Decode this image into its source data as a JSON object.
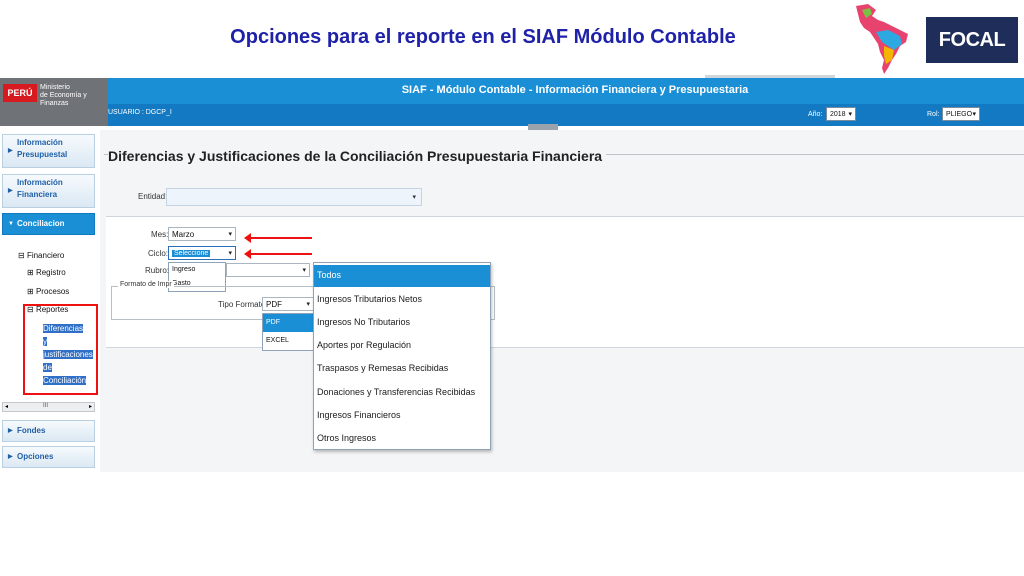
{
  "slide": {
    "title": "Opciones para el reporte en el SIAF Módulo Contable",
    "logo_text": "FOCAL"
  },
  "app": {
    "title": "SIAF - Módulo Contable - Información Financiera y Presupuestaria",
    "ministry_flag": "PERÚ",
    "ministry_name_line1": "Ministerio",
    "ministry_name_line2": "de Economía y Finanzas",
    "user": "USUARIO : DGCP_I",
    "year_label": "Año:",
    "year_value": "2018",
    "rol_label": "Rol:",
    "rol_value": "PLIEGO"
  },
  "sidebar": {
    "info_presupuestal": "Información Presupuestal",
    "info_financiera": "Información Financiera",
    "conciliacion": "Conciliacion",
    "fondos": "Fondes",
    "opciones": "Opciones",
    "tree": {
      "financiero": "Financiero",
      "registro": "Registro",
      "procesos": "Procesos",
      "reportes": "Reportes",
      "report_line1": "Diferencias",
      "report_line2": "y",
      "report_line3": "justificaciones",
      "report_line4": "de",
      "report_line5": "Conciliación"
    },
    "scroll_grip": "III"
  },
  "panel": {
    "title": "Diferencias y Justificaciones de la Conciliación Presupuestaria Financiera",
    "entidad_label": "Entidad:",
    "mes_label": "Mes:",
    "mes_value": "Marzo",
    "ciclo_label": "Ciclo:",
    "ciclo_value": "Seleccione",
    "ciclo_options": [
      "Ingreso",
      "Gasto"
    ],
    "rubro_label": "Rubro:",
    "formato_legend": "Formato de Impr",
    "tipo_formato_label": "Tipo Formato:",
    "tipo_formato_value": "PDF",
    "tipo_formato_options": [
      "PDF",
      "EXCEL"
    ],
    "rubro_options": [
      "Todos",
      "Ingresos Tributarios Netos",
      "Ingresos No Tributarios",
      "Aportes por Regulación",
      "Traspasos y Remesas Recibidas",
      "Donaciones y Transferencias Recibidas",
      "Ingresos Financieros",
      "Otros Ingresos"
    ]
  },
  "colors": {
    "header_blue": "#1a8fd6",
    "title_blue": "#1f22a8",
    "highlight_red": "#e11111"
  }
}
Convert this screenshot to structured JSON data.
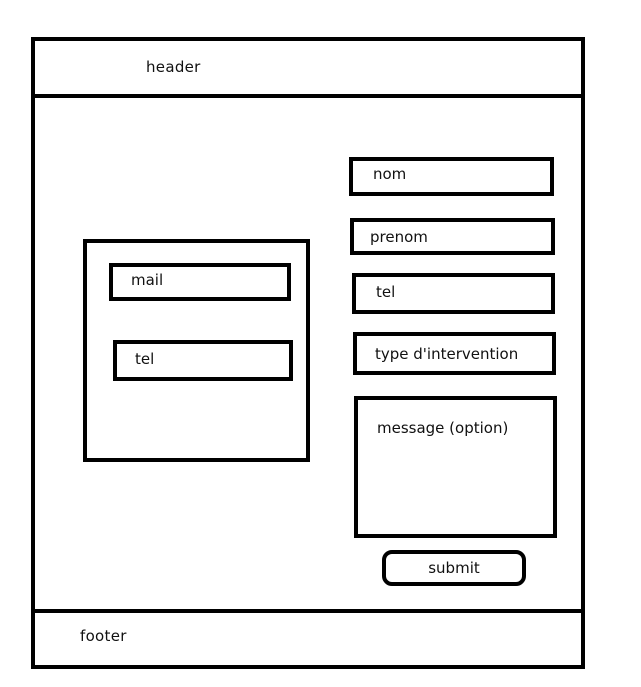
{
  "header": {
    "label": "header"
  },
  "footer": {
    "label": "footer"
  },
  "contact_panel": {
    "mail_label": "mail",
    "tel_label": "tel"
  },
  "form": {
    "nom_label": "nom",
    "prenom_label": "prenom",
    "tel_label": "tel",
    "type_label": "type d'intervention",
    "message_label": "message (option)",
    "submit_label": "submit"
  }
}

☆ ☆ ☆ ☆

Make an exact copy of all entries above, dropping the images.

Decode this image into its source data as a JSON object.
{
  "slide": {
    "title": "Opciones para el reporte en el SIAF Módulo Contable",
    "logo_text": "FOCAL"
  },
  "app": {
    "title": "SIAF - Módulo Contable - Información Financiera y Presupuestaria",
    "ministry_flag": "PERÚ",
    "ministry_name_line1": "Ministerio",
    "ministry_name_line2": "de Economía y Finanzas",
    "user": "USUARIO : DGCP_I",
    "year_label": "Año:",
    "year_value": "2018",
    "rol_label": "Rol:",
    "rol_value": "PLIEGO"
  },
  "sidebar": {
    "info_presupuestal": "Información Presupuestal",
    "info_financiera": "Información Financiera",
    "conciliacion": "Conciliacion",
    "fondos": "Fondes",
    "opciones": "Opciones",
    "tree": {
      "financiero": "Financiero",
      "registro": "Registro",
      "procesos": "Procesos",
      "reportes": "Reportes",
      "report_line1": "Diferencias",
      "report_line2": "y",
      "report_line3": "justificaciones",
      "report_line4": "de",
      "report_line5": "Conciliación"
    },
    "scroll_grip": "III"
  },
  "panel": {
    "title": "Diferencias y Justificaciones de la Conciliación Presupuestaria Financiera",
    "entidad_label": "Entidad:",
    "mes_label": "Mes:",
    "mes_value": "Marzo",
    "ciclo_label": "Ciclo:",
    "ciclo_value": "Seleccione",
    "ciclo_options": [
      "Ingreso",
      "Gasto"
    ],
    "rubro_label": "Rubro:",
    "formato_legend": "Formato de Impr",
    "tipo_formato_label": "Tipo Formato:",
    "tipo_formato_value": "PDF",
    "tipo_formato_options": [
      "PDF",
      "EXCEL"
    ],
    "rubro_options": [
      "Todos",
      "Ingresos Tributarios Netos",
      "Ingresos No Tributarios",
      "Aportes por Regulación",
      "Traspasos y Remesas Recibidas",
      "Donaciones y Transferencias Recibidas",
      "Ingresos Financieros",
      "Otros Ingresos"
    ]
  },
  "colors": {
    "header_blue": "#1a8fd6",
    "title_blue": "#1f22a8",
    "highlight_red": "#e11111"
  }
}
Convert this screenshot to structured JSON data.
{
  "header": {
    "label": "header"
  },
  "footer": {
    "label": "footer"
  },
  "contact_panel": {
    "mail_label": "mail",
    "tel_label": "tel"
  },
  "form": {
    "nom_label": "nom",
    "prenom_label": "prenom",
    "tel_label": "tel",
    "type_label": "type d'intervention",
    "message_label": "message (option)",
    "submit_label": "submit"
  }
}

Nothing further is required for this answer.